What the exercise asks >> All lines in the data that hold the word "唯讀記憶體" need copying.

[Interface dataset entries]

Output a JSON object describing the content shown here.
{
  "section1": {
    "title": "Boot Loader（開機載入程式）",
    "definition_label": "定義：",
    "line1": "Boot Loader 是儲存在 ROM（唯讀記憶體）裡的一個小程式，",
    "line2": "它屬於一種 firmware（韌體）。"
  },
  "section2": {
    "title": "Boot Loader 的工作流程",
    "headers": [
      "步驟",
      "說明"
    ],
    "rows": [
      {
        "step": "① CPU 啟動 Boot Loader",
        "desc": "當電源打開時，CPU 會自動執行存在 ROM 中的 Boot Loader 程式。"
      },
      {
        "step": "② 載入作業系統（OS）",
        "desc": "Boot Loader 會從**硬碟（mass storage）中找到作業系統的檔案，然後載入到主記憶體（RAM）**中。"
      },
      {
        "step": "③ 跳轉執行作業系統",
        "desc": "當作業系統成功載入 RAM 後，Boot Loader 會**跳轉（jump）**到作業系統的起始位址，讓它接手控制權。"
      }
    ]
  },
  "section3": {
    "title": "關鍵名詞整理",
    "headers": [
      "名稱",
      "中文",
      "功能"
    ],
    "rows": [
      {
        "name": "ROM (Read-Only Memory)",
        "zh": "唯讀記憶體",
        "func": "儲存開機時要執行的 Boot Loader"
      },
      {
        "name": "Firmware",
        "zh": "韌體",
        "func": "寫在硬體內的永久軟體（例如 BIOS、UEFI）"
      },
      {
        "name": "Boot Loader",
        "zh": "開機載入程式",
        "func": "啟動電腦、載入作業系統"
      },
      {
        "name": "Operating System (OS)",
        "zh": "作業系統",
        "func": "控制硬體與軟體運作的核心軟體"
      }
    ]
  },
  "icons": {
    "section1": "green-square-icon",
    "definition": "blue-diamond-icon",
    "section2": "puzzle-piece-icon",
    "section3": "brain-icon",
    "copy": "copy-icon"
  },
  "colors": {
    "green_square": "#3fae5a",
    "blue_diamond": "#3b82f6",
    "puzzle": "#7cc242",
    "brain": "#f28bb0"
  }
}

Solution to this task >>
    "line1": "Boot Loader 是儲存在 ROM（唯讀記憶體）裡的一個小程式，",
        "zh": "唯讀記憶體",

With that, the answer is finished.